“This collaboration provides ACU with an exciting opportunity to deliver academic programs and research partnerships, which build on ACU’s European and American connections, as well as offering new joint academic offerings with CUA. As ACU celebrates its 25th year in 2015, ACU continues to build international classrooms through this joint endeavor. It will expand opportunities for our respective student bases and support ACU’s growth in establishing satellite centres both in Australia and now offshore,” ACU Provost Professor Pauline Nugent said.

 
  The cloister at the heart of the center

The Catholic University of America’s offerings at the Rome Center include semester-long programs, primarily for students enrolled in the schools of arts and sciences, music, and architecture; a month-long Summer Experience Abroad for architecture majors; and short courses in law, canon law, business and economics, and theology and religious studies.

The new center is in an area that has been part of the city of Rome since the Roman Empire and was enclosed in the great walls of the city built by the emperor Aurelian in the mid third century. To get to other parts of the historic center, there are three buses that stop just outside, and the Trastevere streetcar line is a 10-minute walk away.

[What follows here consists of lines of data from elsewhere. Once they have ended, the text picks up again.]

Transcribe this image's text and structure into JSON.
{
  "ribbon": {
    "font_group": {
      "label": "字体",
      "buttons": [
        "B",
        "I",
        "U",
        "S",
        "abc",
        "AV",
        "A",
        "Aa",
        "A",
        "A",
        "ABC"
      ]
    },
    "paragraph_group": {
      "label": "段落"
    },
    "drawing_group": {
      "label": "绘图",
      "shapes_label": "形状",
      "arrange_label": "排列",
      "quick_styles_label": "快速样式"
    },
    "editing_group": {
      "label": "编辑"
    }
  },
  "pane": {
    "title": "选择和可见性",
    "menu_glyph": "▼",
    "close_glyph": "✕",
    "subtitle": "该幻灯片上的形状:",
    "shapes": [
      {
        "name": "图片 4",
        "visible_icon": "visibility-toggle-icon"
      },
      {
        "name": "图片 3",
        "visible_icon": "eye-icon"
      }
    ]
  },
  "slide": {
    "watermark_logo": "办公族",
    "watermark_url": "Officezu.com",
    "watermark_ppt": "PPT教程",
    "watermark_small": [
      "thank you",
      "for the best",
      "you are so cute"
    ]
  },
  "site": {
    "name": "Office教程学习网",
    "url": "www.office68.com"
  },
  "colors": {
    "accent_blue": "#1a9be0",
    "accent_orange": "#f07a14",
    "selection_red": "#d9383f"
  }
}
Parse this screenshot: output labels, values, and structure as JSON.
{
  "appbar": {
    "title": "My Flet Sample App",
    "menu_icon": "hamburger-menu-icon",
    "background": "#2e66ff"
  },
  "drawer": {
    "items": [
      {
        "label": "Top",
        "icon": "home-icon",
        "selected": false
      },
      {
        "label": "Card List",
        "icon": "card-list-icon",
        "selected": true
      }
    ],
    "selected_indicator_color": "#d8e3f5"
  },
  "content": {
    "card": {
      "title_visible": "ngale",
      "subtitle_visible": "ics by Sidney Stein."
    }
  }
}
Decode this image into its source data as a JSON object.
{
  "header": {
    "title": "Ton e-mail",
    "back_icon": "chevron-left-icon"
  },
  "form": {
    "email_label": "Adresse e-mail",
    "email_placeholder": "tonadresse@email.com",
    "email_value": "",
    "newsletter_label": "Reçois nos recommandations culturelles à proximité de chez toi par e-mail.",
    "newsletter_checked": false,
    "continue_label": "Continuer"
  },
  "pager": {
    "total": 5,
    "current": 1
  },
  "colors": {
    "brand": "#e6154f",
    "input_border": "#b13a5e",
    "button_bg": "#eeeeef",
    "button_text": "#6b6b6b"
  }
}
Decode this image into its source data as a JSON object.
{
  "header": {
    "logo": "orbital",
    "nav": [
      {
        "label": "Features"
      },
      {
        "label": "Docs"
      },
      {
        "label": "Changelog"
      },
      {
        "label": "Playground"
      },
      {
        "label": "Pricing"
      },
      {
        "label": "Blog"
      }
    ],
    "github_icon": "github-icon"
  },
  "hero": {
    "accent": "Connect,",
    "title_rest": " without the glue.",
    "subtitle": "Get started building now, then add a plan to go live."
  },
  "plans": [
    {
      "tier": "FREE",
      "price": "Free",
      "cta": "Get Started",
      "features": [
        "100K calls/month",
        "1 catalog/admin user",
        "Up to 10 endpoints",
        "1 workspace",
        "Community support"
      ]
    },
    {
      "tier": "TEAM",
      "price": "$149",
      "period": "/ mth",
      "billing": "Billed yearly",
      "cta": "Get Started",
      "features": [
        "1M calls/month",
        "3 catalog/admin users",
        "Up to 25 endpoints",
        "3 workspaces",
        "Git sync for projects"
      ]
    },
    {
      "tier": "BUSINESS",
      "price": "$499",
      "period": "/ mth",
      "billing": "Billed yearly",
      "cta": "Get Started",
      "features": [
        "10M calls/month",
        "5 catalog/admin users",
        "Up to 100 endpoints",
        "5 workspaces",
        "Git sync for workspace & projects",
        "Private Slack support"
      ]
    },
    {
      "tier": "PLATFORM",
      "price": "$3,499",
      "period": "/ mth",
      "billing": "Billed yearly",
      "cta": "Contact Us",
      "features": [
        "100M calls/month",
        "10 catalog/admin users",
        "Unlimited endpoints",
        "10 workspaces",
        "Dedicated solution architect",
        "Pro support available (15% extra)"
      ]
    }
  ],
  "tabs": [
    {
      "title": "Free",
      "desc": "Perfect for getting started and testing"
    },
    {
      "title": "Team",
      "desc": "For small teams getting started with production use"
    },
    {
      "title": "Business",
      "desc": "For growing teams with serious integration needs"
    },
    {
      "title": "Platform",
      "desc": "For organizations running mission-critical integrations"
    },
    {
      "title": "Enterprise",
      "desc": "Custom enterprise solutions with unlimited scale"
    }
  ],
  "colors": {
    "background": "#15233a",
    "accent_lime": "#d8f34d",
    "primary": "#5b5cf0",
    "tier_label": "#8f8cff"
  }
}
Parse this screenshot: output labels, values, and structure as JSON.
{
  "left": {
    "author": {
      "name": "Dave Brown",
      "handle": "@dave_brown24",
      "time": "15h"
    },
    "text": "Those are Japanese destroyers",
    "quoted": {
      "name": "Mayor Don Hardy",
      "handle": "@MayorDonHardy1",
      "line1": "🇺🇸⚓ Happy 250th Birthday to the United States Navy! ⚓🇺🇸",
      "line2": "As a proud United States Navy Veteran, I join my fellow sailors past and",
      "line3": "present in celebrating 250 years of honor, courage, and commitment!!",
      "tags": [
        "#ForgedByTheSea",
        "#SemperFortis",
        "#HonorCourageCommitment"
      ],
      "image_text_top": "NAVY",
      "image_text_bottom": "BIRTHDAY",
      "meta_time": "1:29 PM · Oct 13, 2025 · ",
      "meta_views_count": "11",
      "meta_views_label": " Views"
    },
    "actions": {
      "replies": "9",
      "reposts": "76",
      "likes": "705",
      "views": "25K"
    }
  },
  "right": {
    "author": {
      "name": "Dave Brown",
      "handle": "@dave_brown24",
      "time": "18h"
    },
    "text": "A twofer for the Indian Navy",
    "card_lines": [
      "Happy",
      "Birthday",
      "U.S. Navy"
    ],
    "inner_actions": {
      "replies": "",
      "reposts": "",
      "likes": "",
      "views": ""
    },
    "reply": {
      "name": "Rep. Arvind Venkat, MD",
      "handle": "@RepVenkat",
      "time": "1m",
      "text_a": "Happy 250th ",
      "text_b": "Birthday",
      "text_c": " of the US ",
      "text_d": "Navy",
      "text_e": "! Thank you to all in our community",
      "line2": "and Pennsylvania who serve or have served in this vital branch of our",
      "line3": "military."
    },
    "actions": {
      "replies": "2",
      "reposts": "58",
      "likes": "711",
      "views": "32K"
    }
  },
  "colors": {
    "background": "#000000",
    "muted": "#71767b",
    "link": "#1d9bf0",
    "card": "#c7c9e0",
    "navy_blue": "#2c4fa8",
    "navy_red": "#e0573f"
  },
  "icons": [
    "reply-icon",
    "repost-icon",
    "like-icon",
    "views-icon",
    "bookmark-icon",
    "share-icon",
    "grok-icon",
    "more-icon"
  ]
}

The campus is four blocks from a public hospital and a 15-minute walk from a private, English-speaking hospital. The American Academy in Rome is just around the corner and the facility is adjacent to the Embassy of Ireland and a building owned by the lay Community of Sant’Egidio. Since the campus is on the side of a hill, “there are beautiful views of Rome from the windows and terraces,” notes Father Morozowich.

Built for the Sisters of Notre Dame de Sion in 1962-63, the building replaced a family villa that was on the site. Noted Italian architect Giò Ponti had a hand in its design.

Renovations to the building, which will begin this academic year, will include updating the living areas into modern student rooms, bringing the electrical and plumbing systems up to code, and refitting the building for the use of sustainable energy sources.

When the renovations are complete, the six story-building will include:

  • A residential area with the capacity to house about 70 students who are participating in semester-long or summer programs
  • A residential area for graduate students spending a semester or year in Rome working on research projects and assisting with undergraduate programs
  • One or two apartments for CUA faculty who normally teach at the Washington, D.C., campus and are stationed in Rome for a semester
  • Classroom, library, and dining space both for students living at the center and those living with host families (particularly those from Loyola University Maryland) and graduate students who prefer to secure their own housing.
 

The entrance to the center (right) with the door to the chapel on the left

 

 

Additionally the center will host regular public lectures by CUA faculty and invited scholars as well as receptions for Roman Church officials and scholars. The center will become a hub for ACU and CUA faculty visiting Rome, short programs for alumni, and possible short-term professional development programs for faculty and staff. For more information about the center, visit rome.cua.edu/center.cfm.

The joint operation of the Rome Center will be the second collaborative venture between the two universities. Since 2009 the CUA School of Nursing has had a reciprocal student exchange with the ACU School of Nursing, Midwifery and Paramedicine.

MEDIA: For more information, contact Katie Lee or Mary McCarthy Hines in The Catholic University of America Office of Public Affairs at 202-319-5600 or cua-public-affairs@cua.edu, or Tim Fitzsimmons, national manager, communications, Australian Catholic University, at Tim.Fitzsimmons@acu.edu.au, 61-2-9739-2154.

 

 

—30—
#090

More news from CUA